* TASK DESCRIPTION
Reproduce each entry exactly as written.

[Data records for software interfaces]

- - - - -

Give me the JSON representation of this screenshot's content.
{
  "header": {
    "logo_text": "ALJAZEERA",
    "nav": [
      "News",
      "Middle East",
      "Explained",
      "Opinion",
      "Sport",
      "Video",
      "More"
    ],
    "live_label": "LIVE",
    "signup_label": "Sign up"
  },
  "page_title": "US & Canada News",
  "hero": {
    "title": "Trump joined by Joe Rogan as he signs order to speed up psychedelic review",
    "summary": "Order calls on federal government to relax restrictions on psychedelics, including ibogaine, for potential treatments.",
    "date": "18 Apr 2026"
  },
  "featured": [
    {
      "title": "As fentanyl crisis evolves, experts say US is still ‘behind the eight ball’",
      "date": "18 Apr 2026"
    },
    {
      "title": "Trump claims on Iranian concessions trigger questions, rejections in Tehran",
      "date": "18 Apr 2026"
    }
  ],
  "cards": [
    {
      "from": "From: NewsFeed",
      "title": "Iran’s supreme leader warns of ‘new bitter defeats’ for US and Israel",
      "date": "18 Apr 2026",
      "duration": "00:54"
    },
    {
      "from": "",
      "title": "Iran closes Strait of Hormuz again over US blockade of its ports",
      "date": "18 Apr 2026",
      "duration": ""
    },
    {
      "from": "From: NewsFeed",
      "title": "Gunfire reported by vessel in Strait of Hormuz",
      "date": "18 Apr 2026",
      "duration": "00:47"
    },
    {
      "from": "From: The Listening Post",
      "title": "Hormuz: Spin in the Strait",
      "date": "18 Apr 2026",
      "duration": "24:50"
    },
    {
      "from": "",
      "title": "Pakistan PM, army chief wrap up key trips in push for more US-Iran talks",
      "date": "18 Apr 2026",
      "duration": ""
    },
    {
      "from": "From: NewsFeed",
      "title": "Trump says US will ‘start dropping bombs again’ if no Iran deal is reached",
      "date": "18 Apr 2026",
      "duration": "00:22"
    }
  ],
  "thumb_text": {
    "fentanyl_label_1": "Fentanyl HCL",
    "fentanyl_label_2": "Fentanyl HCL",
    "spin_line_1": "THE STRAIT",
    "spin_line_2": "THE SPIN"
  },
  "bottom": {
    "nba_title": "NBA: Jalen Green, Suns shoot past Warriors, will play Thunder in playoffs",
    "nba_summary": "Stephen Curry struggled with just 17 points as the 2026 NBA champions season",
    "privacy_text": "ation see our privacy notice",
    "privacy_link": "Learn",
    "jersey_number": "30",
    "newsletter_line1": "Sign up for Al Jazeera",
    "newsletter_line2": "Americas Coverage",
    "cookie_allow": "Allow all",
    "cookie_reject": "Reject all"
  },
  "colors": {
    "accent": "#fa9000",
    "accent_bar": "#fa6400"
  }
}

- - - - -

* SOLUTION TO THE EXERCISE
Give me the JSON representation of this screenshot's content.
{
  "header": {
    "logo_text": "ALJAZEERA",
    "nav": [
      "News",
      "Middle East",
      "Explained",
      "Opinion",
      "Sport",
      "Video",
      "More"
    ],
    "live_label": "LIVE",
    "signup_label": "Sign up"
  },
  "page_title": "US & Canada News",
  "hero": {
    "title": "Trump joined by Joe Rogan as he signs order to speed up psychedelic review",
    "summary": "Order calls on federal government to relax restrictions on psychedelics, including ibogaine, for potential treatments.",
    "date": "18 Apr 2026"
  },
  "featured": [
    {
      "title": "As fentanyl crisis evolves, experts say US is still ‘behind the eight ball’",
      "date": "18 Apr 2026"
    },
    {
      "title": "Trump claims on Iranian concessions trigger questions, rejections in Tehran",
      "date": "18 Apr 2026"
    }
  ],
  "cards": [
    {
      "from": "From: NewsFeed",
      "title": "Iran’s supreme leader warns of ‘new bitter defeats’ for US and Israel",
      "date": "18 Apr 2026",
      "duration": "00:54"
    },
    {
      "from": "",
      "title": "Iran closes Strait of Hormuz again over US blockade of its ports",
      "date": "18 Apr 2026",
      "duration": ""
    },
    {
      "from": "From: NewsFeed",
      "title": "Gunfire reported by vessel in Strait of Hormuz",
      "date": "18 Apr 2026",
      "duration": "00:47"
    },
    {
      "from": "From: The Listening Post",
      "title": "Hormuz: Spin in the Strait",
      "date": "18 Apr 2026",
      "duration": "24:50"
    },
    {
      "from": "",
      "title": "Pakistan PM, army chief wrap up key trips in push for more US-Iran talks",
      "date": "18 Apr 2026",
      "duration": ""
    },
    {
      "from": "From: NewsFeed",
      "title": "Trump says US will ‘start dropping bombs again’ if no Iran deal is reached",
      "date": "18 Apr 2026",
      "duration": "00:22"
    }
  ],
  "thumb_text": {
    "fentanyl_label_1": "Fentanyl HCL",
    "fentanyl_label_2": "Fentanyl HCL",
    "spin_line_1": "THE STRAIT",
    "spin_line_2": "THE SPIN"
  },
  "bottom": {
    "nba_title": "NBA: Jalen Green, Suns shoot past Warriors, will play Thunder in playoffs",
    "nba_summary": "Stephen Curry struggled with just 17 points as the 2026 NBA champions season",
    "privacy_text": "ation see our privacy notice",
    "privacy_link": "Learn",
    "jersey_number": "30",
    "newsletter_line1": "Sign up for Al Jazeera",
    "newsletter_line2": "Americas Coverage",
    "cookie_allow": "Allow all",
    "cookie_reject": "Reject all"
  },
  "colors": {
    "accent": "#fa9000",
    "accent_bar": "#fa6400"
  }
}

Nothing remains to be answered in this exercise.